As a party fiend, I guess I’m starting to mature. You can’t be a party fiend forever. It’s like rolling dice. Sooner or later you get a pair of snake eyes. Sooner or later, you get a DUI or STD or some other horrible three-letter acronym. When you get trashed, you might initially try to put a condom on, but you get sloppy and it falls off or the woman is crazy and pulls it off. Shit happens. You’re just rolling dice. And while some people who like to get trashed are rather nice and giving and friendly, so many are not. So many are just addicts or users, and they have such low self-esteem, they also treat others like shit. Jodie admits to treating people like shit including boyfriends. It’s a vicious cycle instead of a virtuous cycle. The more you get trashed, the more you do things you regret, the more people you hurt, the shittier you feel about yourself, the more you worry, the more you need to get trashed, the more you get trashed, etc. On top of this, addicts are horrible liars. They tell people what they want to hear and exploit their kindness and optimism. They’re expert story tellers. They give you the mea culpa, the responsibility speech, the I’m the only one who can turn my life around bullshit, and then the hopeful, positive twist ending. In this case, it’s Jodie’s daughter who gives her hope and is everything to her and the epitome of love and life. I hate to say that I doubt Jodie will keep clean. She’s an even better liar, because of all her experience as an actress. I’m not trying to be harsh on her, but I want people to know that addicts are expert liars, and nobody wants a tragic story and feel that they are useless while watching someone self-destruct. We all want to believe that we can help others out, and we’ll do anything including part ways with our money, common sense, and reason. To admit that we can’t help them, that they have to help themselves, that anything we do only hurts them, makes us feel worthless and useless and impotent, and we don’t like that. So helping an addict is actually a selfish act not an act of mercy or kindness. I’m not the type to throw addicts and victims to the curb and condemn them as flawed and deserving of God’s wrath or any of that bullshit. What I mean to say is that sometimes, you have to take in the pain of being impotent and force yourself not to intervene and let them help themselves. Jodie is extremely lucky that she still gets royalties from Full House and she’s still famous enough to get paid speaking engagements, and you may even suspect now that she’s actually milking the whole concept of “I was a child actor turned drug addict, and now I’m turning my life around” gig. I hate to be so negative, so in reading her memoirs, I can see the holes. It’s so easy for her to jump back into drinking and meth. She still thinks it’s a disease she inherited from her biological mother, so that’s a huge excuse she can sling around the rest of her life.
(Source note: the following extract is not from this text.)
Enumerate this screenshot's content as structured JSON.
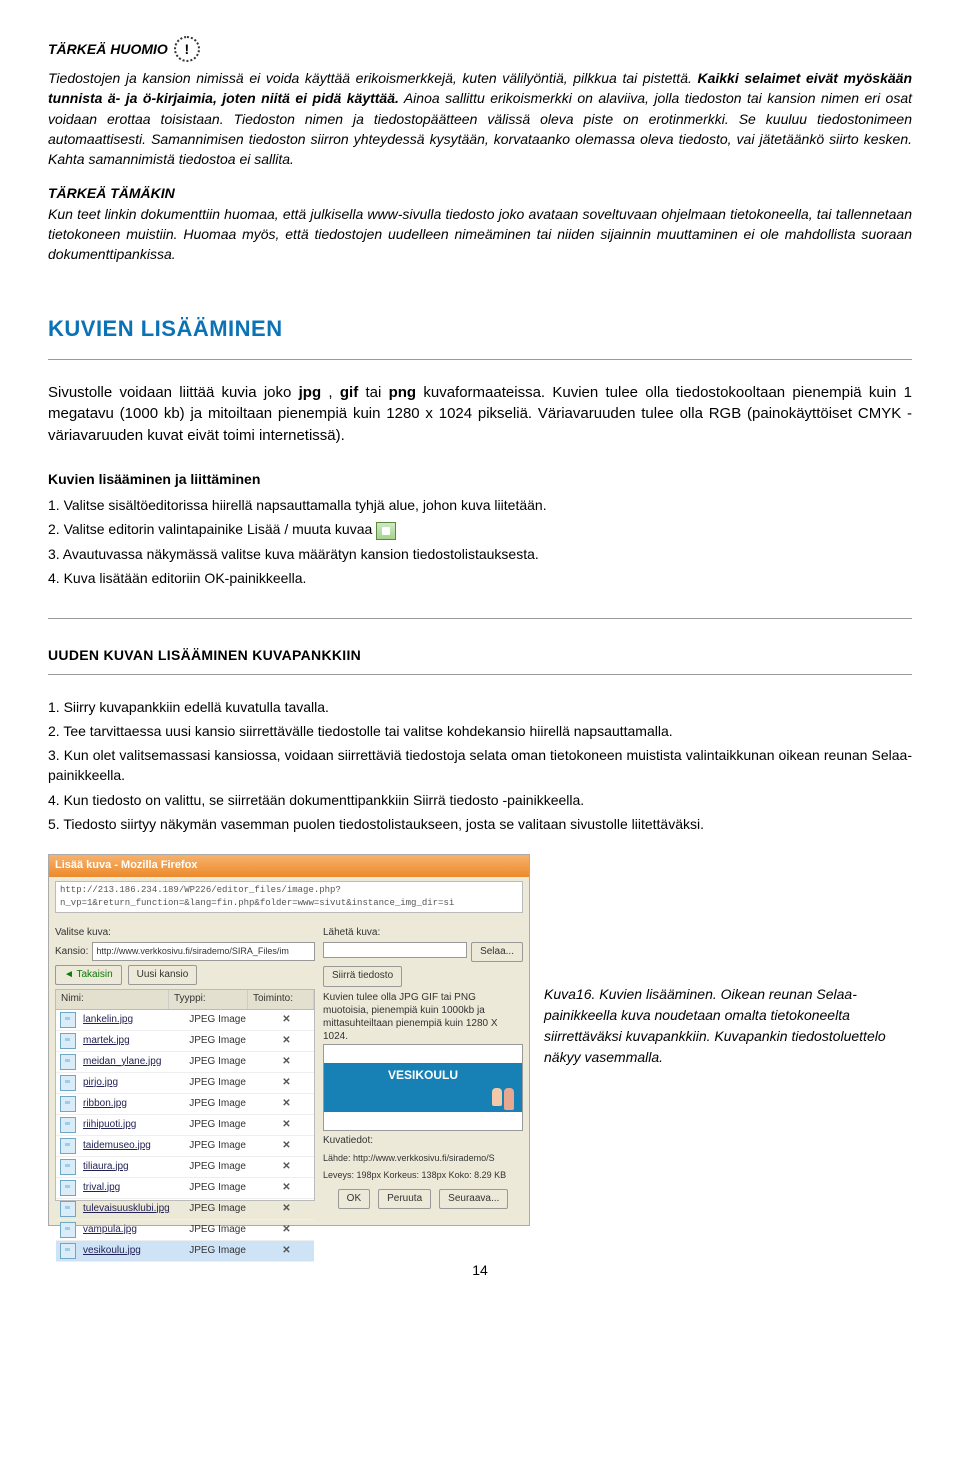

I don’t buy it. Certainly, our genes provide us with parameters. I can’t fly. But within those parameters, we have gigantic options and alternatives. If your parents were murderers, thieves, beggars, bureaucrats, politicians, bankers, it doesn’t doom you to a life of hell. It only means you have to work extra hard to surround yourself with good people and extra hard to identify the lures that make you want to fulfill your destructive destiny and avoid them. For me, it’s binge drinking and excessive partying, and interesting that I read so many books recently that are sending me the same message of growing up. An interesting note Jodie makes that you stop maturing emotionally and socially at the time you first became an addict. Addiction stops you from growing emotionally and socially. As a child actor, while you may choose to be a child actor, everything about acting is giving someone else total control, the writer, the director, etc. You’re not exactly learning to take control of your life and destiny, and you’re also escaping all your own personal problems by living someone else’s life.